# TASK
Reproduce the listing in its entirety. Do not reproduce the pictures.

# ENTRIES SUPPLIED

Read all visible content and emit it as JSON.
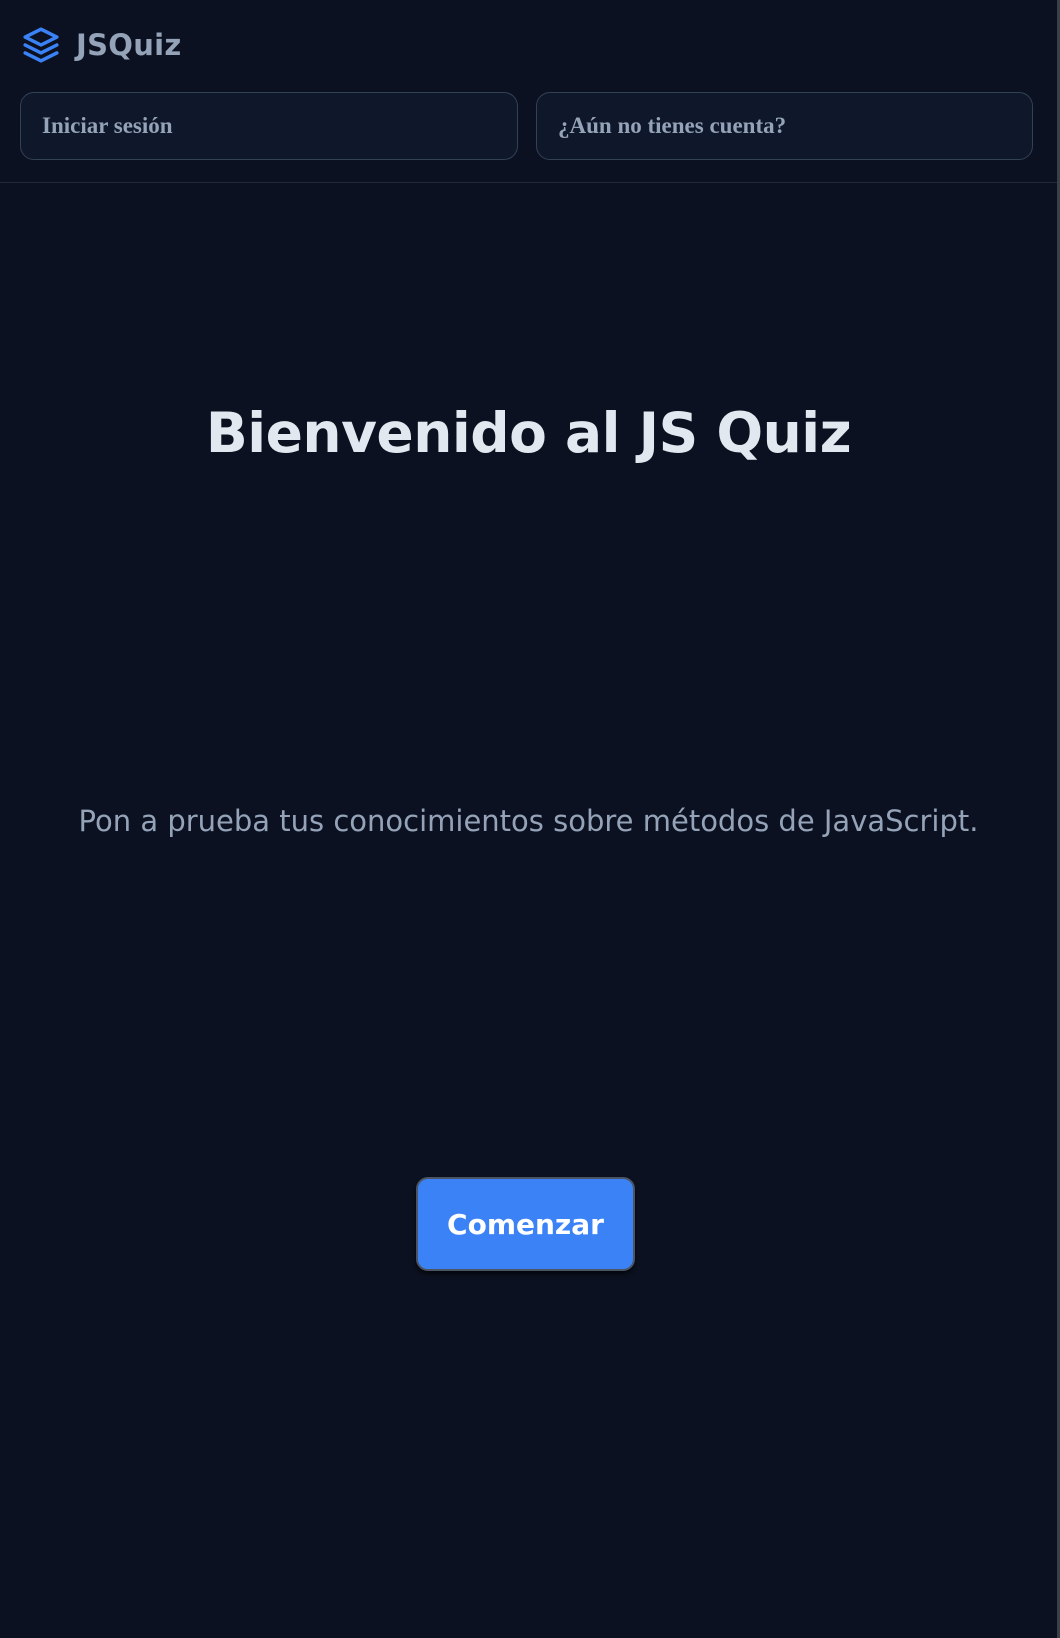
{
  "brand": {
    "name": "JSQuiz",
    "icon": "layers-icon",
    "icon_color": "#3b82f6"
  },
  "header": {
    "login_label": "Iniciar sesión",
    "signup_label": "¿Aún no tienes cuenta?"
  },
  "hero": {
    "title": "Bienvenido al JS Quiz",
    "subtitle": "Pon a prueba tus conocimientos sobre métodos de JavaScript.",
    "start_label": "Comenzar"
  },
  "colors": {
    "background": "#0b1120",
    "accent": "#3b82f6",
    "title_text": "#e2e8f0",
    "muted_text": "#94a3b8"
  }
}
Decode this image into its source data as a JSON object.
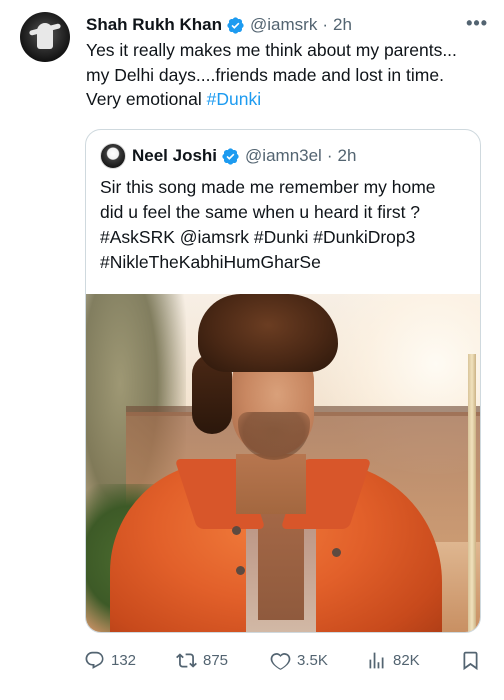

# SOLUTION
Read all visible content and emit it as JSON.
{
  "brand": {
    "name": "JSQuiz",
    "icon": "layers-icon",
    "icon_color": "#3b82f6"
  },
  "header": {
    "login_label": "Iniciar sesión",
    "signup_label": "¿Aún no tienes cuenta?"
  },
  "hero": {
    "title": "Bienvenido al JS Quiz",
    "subtitle": "Pon a prueba tus conocimientos sobre métodos de JavaScript.",
    "start_label": "Comenzar"
  },
  "colors": {
    "background": "#0b1120",
    "accent": "#3b82f6",
    "title_text": "#e2e8f0",
    "muted_text": "#94a3b8"
  }
}
Decode this image into its source data as a JSON object.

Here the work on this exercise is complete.